WHAT IS NEEDED
Find every line below with the word "JSON" in it, and copy each one.

RECORDS FOR THIS EXERCISE
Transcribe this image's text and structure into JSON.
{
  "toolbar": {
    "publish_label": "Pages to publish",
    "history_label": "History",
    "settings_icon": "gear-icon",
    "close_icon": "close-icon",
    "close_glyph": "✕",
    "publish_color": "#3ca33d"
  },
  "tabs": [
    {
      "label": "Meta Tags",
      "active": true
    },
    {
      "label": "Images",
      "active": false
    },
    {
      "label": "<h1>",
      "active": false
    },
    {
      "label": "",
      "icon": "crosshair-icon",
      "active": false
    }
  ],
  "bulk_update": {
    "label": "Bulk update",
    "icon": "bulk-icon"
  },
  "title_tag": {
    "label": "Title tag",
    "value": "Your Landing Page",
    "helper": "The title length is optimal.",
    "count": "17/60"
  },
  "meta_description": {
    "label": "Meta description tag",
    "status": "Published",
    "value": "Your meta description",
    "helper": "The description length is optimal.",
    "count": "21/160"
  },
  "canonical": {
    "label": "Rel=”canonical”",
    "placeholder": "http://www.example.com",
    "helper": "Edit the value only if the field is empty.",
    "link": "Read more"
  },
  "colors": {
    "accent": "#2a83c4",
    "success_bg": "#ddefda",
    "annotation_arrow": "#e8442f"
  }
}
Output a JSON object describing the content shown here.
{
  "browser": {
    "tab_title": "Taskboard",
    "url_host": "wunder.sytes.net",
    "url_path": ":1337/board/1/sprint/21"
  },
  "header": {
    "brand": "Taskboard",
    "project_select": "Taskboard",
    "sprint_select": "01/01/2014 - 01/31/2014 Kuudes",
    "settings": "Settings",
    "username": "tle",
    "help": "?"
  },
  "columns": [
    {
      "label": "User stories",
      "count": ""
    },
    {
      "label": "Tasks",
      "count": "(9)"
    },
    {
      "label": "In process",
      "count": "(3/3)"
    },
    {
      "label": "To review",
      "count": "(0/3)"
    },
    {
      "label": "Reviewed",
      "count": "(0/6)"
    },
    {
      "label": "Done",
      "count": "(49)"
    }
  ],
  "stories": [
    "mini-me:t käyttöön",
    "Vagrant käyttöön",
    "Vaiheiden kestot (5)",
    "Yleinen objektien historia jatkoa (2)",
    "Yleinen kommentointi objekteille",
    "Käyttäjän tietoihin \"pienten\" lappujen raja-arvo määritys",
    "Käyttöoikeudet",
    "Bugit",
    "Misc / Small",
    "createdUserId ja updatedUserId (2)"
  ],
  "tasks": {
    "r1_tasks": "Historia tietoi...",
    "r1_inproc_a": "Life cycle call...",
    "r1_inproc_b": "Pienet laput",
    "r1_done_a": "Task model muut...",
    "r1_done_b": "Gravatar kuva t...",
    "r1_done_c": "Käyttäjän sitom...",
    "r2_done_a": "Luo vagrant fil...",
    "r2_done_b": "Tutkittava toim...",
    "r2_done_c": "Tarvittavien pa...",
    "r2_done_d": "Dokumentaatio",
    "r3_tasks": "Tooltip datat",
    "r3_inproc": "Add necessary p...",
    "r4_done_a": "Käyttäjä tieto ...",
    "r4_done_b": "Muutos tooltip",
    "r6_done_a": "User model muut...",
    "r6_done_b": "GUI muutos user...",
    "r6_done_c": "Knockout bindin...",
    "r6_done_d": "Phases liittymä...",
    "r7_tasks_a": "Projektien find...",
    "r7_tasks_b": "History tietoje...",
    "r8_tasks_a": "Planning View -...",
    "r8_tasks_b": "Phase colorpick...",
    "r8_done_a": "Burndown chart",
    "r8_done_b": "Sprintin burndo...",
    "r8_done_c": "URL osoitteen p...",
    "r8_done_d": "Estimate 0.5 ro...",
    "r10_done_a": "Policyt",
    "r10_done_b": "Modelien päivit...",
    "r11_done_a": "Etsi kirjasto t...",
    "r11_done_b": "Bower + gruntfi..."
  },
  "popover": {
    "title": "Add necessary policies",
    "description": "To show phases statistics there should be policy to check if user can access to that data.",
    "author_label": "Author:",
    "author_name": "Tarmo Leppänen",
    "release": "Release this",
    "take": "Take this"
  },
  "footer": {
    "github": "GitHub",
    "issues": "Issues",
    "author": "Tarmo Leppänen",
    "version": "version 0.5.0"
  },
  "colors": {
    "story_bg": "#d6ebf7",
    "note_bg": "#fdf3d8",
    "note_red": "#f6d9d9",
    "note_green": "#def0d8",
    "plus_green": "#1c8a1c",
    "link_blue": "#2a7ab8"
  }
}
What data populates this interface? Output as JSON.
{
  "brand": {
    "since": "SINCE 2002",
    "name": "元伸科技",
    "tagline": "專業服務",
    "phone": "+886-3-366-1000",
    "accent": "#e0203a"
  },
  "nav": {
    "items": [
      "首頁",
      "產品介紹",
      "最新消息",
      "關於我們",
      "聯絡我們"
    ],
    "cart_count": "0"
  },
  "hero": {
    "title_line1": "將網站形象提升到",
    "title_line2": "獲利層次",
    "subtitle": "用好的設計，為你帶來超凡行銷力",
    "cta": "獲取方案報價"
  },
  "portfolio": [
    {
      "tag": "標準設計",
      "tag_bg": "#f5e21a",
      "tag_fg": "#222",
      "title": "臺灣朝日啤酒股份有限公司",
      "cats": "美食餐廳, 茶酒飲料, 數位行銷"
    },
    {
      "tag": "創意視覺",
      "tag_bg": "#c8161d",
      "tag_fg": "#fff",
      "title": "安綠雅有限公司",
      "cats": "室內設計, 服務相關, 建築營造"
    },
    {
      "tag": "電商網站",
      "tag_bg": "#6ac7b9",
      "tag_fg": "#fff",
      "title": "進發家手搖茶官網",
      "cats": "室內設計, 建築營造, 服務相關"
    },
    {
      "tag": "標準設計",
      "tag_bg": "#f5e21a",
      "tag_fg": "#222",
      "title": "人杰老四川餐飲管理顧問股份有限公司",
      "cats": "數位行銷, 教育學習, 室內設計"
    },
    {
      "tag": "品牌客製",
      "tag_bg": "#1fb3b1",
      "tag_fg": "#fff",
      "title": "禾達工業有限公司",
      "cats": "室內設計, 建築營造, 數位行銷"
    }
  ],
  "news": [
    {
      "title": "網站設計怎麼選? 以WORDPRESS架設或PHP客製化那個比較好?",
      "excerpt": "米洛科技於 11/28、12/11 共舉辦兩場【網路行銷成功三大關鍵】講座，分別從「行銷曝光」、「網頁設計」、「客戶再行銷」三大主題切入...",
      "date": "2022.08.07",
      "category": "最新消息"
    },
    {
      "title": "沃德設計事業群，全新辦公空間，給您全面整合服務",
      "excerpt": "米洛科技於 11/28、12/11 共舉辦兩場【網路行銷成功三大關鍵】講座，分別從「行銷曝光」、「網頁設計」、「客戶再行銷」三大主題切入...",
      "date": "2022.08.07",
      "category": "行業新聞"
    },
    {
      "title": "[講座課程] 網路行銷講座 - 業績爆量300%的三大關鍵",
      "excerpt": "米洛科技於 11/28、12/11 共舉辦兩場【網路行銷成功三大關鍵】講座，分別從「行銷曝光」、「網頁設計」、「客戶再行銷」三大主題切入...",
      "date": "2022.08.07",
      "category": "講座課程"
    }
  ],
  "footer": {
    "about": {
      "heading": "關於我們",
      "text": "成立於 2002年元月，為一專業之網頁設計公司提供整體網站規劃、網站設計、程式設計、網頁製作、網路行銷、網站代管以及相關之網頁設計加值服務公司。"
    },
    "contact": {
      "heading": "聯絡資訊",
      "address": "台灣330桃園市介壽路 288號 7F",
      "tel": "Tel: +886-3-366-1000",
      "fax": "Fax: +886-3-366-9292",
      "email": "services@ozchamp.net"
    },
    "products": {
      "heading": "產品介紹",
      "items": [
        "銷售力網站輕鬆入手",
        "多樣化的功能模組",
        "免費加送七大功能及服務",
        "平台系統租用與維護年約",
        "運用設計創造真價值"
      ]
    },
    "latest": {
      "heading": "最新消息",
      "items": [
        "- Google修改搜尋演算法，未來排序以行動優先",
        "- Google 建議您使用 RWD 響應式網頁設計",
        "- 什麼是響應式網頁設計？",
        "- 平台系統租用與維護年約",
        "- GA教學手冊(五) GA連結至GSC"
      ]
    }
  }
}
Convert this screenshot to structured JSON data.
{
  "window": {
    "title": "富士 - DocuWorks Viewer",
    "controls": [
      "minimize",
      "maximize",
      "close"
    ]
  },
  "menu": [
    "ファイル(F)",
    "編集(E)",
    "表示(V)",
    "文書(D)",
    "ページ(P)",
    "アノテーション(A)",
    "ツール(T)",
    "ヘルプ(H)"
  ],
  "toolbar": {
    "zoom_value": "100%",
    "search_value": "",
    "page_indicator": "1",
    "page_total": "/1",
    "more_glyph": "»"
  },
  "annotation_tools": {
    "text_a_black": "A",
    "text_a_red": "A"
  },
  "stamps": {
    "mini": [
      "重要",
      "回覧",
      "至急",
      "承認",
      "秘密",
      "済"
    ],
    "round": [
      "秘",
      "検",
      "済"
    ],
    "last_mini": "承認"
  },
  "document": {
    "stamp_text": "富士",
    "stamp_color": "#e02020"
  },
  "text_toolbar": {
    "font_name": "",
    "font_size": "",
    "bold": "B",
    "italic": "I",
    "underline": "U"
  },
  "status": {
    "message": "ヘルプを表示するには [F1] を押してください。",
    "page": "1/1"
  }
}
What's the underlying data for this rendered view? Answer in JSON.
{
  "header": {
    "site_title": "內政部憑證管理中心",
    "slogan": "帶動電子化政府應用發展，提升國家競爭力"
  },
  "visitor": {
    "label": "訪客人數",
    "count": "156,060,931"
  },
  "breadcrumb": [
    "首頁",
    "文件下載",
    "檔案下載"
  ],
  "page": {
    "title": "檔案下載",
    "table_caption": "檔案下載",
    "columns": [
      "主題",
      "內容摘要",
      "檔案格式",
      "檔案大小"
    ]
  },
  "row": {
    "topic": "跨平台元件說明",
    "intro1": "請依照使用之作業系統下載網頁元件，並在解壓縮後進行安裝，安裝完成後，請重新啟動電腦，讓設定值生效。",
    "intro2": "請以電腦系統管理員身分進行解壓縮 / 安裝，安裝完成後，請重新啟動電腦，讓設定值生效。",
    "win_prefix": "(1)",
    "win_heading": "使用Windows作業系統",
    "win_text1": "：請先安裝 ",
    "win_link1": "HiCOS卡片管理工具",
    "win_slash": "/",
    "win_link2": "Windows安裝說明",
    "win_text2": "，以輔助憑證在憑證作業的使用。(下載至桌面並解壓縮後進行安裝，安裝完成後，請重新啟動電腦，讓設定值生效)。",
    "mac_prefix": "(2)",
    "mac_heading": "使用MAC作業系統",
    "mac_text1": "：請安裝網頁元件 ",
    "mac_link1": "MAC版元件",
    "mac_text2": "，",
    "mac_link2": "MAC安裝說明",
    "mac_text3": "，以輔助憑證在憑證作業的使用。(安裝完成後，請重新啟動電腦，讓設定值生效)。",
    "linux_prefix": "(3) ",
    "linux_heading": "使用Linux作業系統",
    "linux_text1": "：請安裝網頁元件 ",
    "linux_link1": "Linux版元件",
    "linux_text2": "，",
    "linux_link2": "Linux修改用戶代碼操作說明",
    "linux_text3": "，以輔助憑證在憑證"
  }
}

THE COMPLETED TASK
Transcribe this image's text and structure into JSON.
Output a JSON object describing the content shown here.
What data populates this interface? Output as JSON.
Convert this screenshot to structured JSON data.
What's the underlying data for this rendered view? Answer in JSON.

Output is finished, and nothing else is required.